Given records -
---

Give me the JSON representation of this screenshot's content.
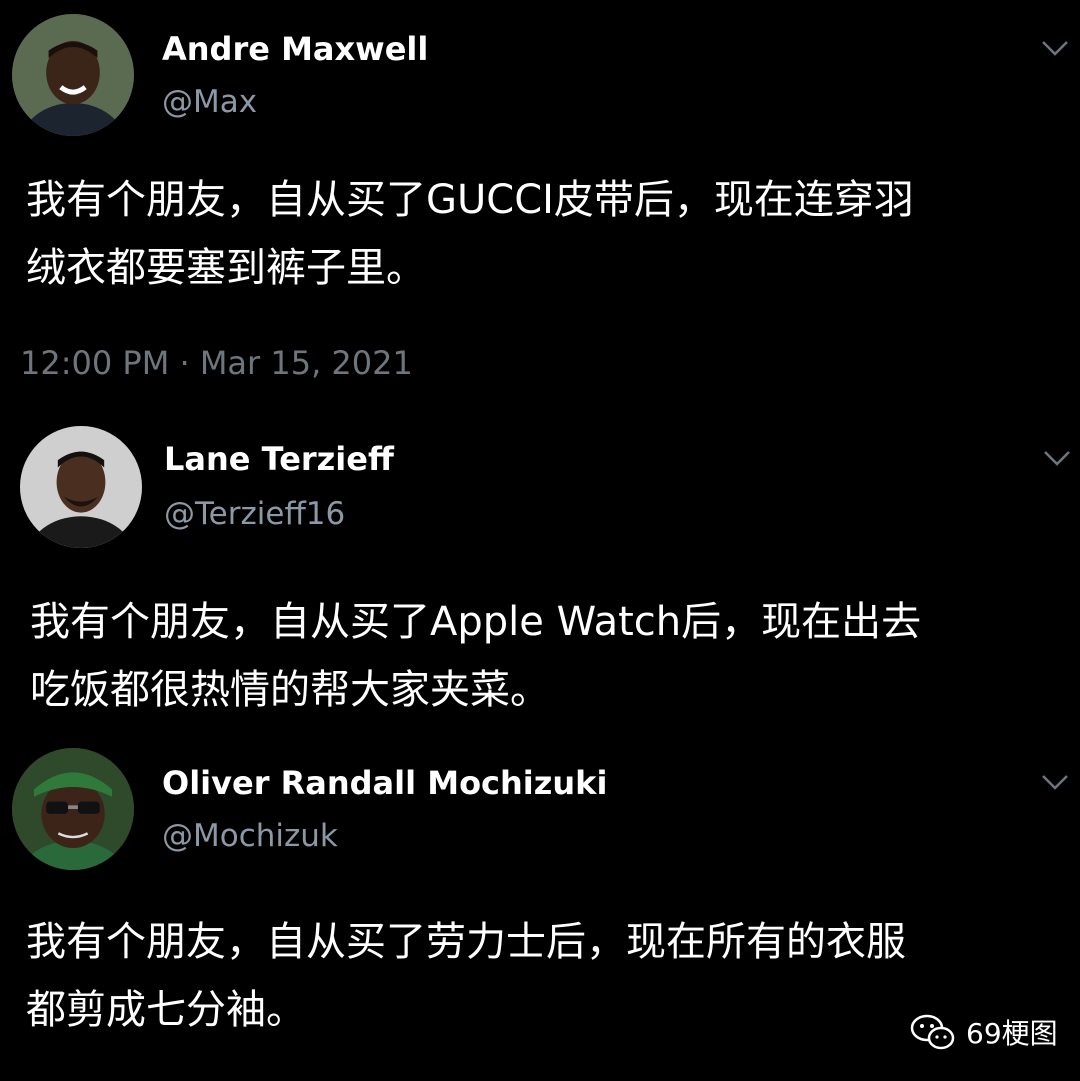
{
  "tweets": [
    {
      "name": "Andre Maxwell",
      "handle": "@Max",
      "text_line1": "我有个朋友，自从买了GUCCI皮带后，现在连穿羽",
      "text_line2": "绒衣都要塞到裤子里。",
      "timestamp": "12:00 PM · Mar 15, 2021"
    },
    {
      "name": "Lane Terzieff",
      "handle": "@Terzieff16",
      "text_line1": "我有个朋友，自从买了Apple Watch后，现在出去",
      "text_line2": "吃饭都很热情的帮大家夹菜。"
    },
    {
      "name": "Oliver Randall Mochizuki",
      "handle": "@Mochizuk",
      "text_line1": "我有个朋友，自从买了劳力士后，现在所有的衣服",
      "text_line2": "都剪成七分袖。"
    }
  ],
  "watermark": {
    "text": "69梗图",
    "icon": "wechat-icon"
  },
  "colors": {
    "background": "#000000",
    "text": "#ffffff",
    "secondary": "#8b98a5",
    "timestamp": "#6e767d"
  }
}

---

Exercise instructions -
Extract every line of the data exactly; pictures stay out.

Solution for this problem -
Give me the JSON representation of this screenshot's content.
{
  "tweets": [
    {
      "name": "Andre Maxwell",
      "handle": "@Max",
      "text_line1": "我有个朋友，自从买了GUCCI皮带后，现在连穿羽",
      "text_line2": "绒衣都要塞到裤子里。",
      "timestamp": "12:00 PM · Mar 15, 2021"
    },
    {
      "name": "Lane Terzieff",
      "handle": "@Terzieff16",
      "text_line1": "我有个朋友，自从买了Apple Watch后，现在出去",
      "text_line2": "吃饭都很热情的帮大家夹菜。"
    },
    {
      "name": "Oliver Randall Mochizuki",
      "handle": "@Mochizuk",
      "text_line1": "我有个朋友，自从买了劳力士后，现在所有的衣服",
      "text_line2": "都剪成七分袖。"
    }
  ],
  "watermark": {
    "text": "69梗图",
    "icon": "wechat-icon"
  },
  "colors": {
    "background": "#000000",
    "text": "#ffffff",
    "secondary": "#8b98a5",
    "timestamp": "#6e767d"
  }
}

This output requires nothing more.